The other day at a favorite Mexican restaurant, my family and I were thrilled by the sudden appearance of a well-known mariachi band, there as a portion of this restaurant’s 10th-anniversary party. The food was divine, and the music was wonderful, and the experience set me in the mood for all things Mexican.
As my family and talked about cities they’d like to visit in Mexico, I began to dream about Spanish-style design and interiors. There are so many wonderful details that create this classic aesthetic. Here’s a glimpse at some of its hallmarks to create you contento.
Tucker & Marks
Cosmetic Iron (Hierro Decorativo)
Hand-forged ironwork is a centuries-old trade. Spanish-style architecture includes ironwork on exterior and interior doors, light, stairways and hardware.
Tucker & Marks
Refectory Table (Mesa Refectorio)
Initially used in monasteries for dining, this dining table is typical of Spanish-style interiors. The design is defined by a trestle-style leg with a stretcher.
Tim Barber Ltd Architecture
Tiles on Risers (Bandas de Azulejos)
Risers covered in Mexican vinyl are both eye catching and functional, since the tile protects the risers from scuffs and scratches.
Wendy Black Rodgers Interiors
Warm Wood Details (Detalles Cálidos p Madera)
Fascinating details such as the layout on these bathroom cabinet doors create warmth and interest in this Spanish-style master bath. Notice the headboard at the mirror’s reflection.
Jessica Helgerson Interior Design
Arched Doors (Puertas de Arco)
An early detail that creates a load-bearing opening, arches are elegant and style defining. Here, in addition to the inside arches, each door is heavily detailed with pattern, making additional interest.
The Design Build Company
Succulent Garden (Jardín Suculento)
Succulents only seem to go with Spanish homes. In addition to beautiful color and feel, succulents are drought tolerant and easy to keep.
Read fantastic succulents for home landscapes
Domiteaux + Baggett Architects, PLLC
Wood Ceilings (Techos de Madera)
Exposed and rustic trusses, beams and joists all speak Spanish at a house. Wood ceilings can be stained naturally or with colour. Occasionally beams can even feature elaborate hand-painted layouts.
Carson Poetzl, Inc..
Courtyard Fountain (Patio con Fuente)

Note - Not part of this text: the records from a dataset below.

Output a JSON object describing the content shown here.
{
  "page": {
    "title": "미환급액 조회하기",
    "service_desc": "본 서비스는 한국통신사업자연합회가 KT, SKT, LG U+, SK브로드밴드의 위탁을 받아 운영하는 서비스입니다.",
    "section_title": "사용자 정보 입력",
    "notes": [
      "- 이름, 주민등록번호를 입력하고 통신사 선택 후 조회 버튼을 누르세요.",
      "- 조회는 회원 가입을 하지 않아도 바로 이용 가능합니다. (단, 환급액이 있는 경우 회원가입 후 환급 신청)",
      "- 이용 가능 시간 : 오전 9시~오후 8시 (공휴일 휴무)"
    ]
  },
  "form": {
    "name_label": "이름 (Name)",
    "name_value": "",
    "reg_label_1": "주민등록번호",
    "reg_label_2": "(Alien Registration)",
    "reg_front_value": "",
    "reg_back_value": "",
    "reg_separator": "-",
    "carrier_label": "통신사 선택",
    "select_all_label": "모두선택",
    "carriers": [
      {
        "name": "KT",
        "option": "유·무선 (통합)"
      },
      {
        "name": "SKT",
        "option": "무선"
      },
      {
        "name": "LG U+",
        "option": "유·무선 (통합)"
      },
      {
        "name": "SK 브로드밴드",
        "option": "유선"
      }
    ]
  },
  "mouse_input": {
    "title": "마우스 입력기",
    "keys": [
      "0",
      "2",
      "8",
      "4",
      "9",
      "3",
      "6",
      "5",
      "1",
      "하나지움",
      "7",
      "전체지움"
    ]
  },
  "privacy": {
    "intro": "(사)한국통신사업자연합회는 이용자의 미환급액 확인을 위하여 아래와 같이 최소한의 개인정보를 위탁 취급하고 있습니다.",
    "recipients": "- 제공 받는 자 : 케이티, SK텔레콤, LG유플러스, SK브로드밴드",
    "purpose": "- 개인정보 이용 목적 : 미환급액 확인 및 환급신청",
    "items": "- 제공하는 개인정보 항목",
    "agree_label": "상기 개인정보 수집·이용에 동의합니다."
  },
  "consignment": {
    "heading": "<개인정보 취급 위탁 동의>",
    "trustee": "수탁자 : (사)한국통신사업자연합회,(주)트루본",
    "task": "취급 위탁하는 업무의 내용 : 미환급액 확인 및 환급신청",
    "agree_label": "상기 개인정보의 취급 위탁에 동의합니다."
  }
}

Spanish-style architecture usually features an inside courtyard. In addition to beautiful trees and fountains, gardens are a frequent feature. These fountains can be created from stone or Mexican tile.
Interior Mexican Pavers (Adoquines del Interior Mexicanos)
Saltillo tiles, or Mexican pavers, are named for the Mexican city Saltillo. Coahuila pavers are produced with terra-cotta and come in a number of shapes, sizes and colors.
Jeffrey Gordon Smith Landscape Architecture
Exterior Mexican Pavers (Adoquines del Exterior Mexicanos)
Pavers are only as amazing for outdoor applications on courtyards and patios, particularly when paired with ornamental Spanish tiles in earth tones.
Rustic Details (Detalles Rústicos)
Spanish-style structure, similar to Mediterranean design, boasts amazing rustic information. This fireplace features one rustic timber as a mantel against the earthy elegance of this Mexican tile onto the environment.
Vaulted Ceiling (Abovedado Techo)
This type of vaulted ceiling, also called a “groin vault,” generates a beautiful principal walkway that’s very typical of Spanish structure. Notice the arched windows and iron ribbons that further define this distance as Spanish.
Tommy Chambers Interiors, Inc..
Velvet Curtains (Cortinas de Terciopelo)
I like to see velvet drapes in Spanish interiors; they increase the play of Spanish design. Even more modern translations look great on windows and entryways. Additionally, velvet pairs obviously with ironwork.
RJ Dailey Construction Co..
Canyon Color (Cañón p Color)
Canyon colour is a made-up term I use to explain terra-cotta. There are so many shades of terra-cotta, I like to refer to these since canyon colors. This is the earthy side of Spanish, different from the vibrant hues seen in Mexican tiles. The effect is elegant and chic, particularly when terra-cotta is paired with warm woods.
Charmean Neithart Interiors
Eclectic Furniture (Mobiliario ecléctico)
My favorite component of Spanish-style houses is the ability to combine several different sorts of furniture. Because the design is somewhat organic and nonfussy, it can feature an assortment of eclectic furnishings, including Indian, Moroccan, African and Syrian pieces. Here is your chance to really mix things up.